**Dataset**
# # # # #

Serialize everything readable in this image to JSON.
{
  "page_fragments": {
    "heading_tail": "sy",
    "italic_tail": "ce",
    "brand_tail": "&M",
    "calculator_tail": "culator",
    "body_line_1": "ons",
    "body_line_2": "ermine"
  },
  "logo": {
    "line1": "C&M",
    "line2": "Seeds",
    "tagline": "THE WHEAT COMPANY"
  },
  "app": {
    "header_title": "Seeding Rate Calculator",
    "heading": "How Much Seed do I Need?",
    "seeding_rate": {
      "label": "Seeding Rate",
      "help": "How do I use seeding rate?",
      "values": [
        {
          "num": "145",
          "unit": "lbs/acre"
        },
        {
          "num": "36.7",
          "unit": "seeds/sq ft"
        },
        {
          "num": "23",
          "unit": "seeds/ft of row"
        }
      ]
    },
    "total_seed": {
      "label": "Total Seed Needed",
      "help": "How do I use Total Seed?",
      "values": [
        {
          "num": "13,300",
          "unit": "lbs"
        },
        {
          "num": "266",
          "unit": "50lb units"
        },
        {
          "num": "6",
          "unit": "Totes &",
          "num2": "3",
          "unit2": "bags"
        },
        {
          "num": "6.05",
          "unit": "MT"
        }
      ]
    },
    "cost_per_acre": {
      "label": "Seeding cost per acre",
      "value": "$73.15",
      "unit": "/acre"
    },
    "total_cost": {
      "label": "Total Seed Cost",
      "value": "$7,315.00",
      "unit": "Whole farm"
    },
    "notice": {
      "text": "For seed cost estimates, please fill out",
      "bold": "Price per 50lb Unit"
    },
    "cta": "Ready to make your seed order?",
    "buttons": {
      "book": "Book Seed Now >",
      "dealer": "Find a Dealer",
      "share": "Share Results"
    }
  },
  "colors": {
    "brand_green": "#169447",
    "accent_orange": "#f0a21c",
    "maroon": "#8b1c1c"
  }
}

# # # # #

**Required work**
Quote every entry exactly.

**Task answer**
Serialize everything readable in this image to JSON.
{
  "page_fragments": {
    "heading_tail": "sy",
    "italic_tail": "ce",
    "brand_tail": "&M",
    "calculator_tail": "culator",
    "body_line_1": "ons",
    "body_line_2": "ermine"
  },
  "logo": {
    "line1": "C&M",
    "line2": "Seeds",
    "tagline": "THE WHEAT COMPANY"
  },
  "app": {
    "header_title": "Seeding Rate Calculator",
    "heading": "How Much Seed do I Need?",
    "seeding_rate": {
      "label": "Seeding Rate",
      "help": "How do I use seeding rate?",
      "values": [
        {
          "num": "145",
          "unit": "lbs/acre"
        },
        {
          "num": "36.7",
          "unit": "seeds/sq ft"
        },
        {
          "num": "23",
          "unit": "seeds/ft of row"
        }
      ]
    },
    "total_seed": {
      "label": "Total Seed Needed",
      "help": "How do I use Total Seed?",
      "values": [
        {
          "num": "13,300",
          "unit": "lbs"
        },
        {
          "num": "266",
          "unit": "50lb units"
        },
        {
          "num": "6",
          "unit": "Totes &",
          "num2": "3",
          "unit2": "bags"
        },
        {
          "num": "6.05",
          "unit": "MT"
        }
      ]
    },
    "cost_per_acre": {
      "label": "Seeding cost per acre",
      "value": "$73.15",
      "unit": "/acre"
    },
    "total_cost": {
      "label": "Total Seed Cost",
      "value": "$7,315.00",
      "unit": "Whole farm"
    },
    "notice": {
      "text": "For seed cost estimates, please fill out",
      "bold": "Price per 50lb Unit"
    },
    "cta": "Ready to make your seed order?",
    "buttons": {
      "book": "Book Seed Now >",
      "dealer": "Find a Dealer",
      "share": "Share Results"
    }
  },
  "colors": {
    "brand_green": "#169447",
    "accent_orange": "#f0a21c",
    "maroon": "#8b1c1c"
  }
}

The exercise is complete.